** EXERCISE OBJECTIVE **
Show every line in the entries below where the word "JSON" appears.

::::::::

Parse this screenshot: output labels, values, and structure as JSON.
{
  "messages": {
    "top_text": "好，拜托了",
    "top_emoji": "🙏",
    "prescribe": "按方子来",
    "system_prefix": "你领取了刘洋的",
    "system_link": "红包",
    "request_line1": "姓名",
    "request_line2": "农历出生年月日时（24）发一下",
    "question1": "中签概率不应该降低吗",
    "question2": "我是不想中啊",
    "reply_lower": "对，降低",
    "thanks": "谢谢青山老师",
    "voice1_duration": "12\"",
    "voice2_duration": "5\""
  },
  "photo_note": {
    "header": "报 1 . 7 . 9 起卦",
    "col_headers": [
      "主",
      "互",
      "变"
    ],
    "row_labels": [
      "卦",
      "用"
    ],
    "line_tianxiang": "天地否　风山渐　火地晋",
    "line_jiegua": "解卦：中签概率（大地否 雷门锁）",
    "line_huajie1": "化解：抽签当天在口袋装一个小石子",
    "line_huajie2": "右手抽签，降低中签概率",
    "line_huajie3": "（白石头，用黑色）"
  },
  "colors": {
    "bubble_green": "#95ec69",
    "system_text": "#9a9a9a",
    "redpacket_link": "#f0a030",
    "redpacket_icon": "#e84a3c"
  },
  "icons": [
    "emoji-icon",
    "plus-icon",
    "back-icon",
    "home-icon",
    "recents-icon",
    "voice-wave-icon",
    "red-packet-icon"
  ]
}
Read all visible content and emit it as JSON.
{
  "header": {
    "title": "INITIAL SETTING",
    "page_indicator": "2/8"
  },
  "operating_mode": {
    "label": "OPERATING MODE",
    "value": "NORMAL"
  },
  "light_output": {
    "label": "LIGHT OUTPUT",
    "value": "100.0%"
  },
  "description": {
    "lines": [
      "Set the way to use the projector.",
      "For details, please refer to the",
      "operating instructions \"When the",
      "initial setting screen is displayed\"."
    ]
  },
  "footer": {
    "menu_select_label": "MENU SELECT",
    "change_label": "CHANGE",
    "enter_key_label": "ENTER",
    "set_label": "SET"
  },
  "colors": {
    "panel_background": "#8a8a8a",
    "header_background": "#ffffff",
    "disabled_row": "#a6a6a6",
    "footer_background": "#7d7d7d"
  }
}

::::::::

** TASK ANSWER **
Parse this screenshot: output labels, values, and structure as JSON.
Read all visible content and emit it as JSON.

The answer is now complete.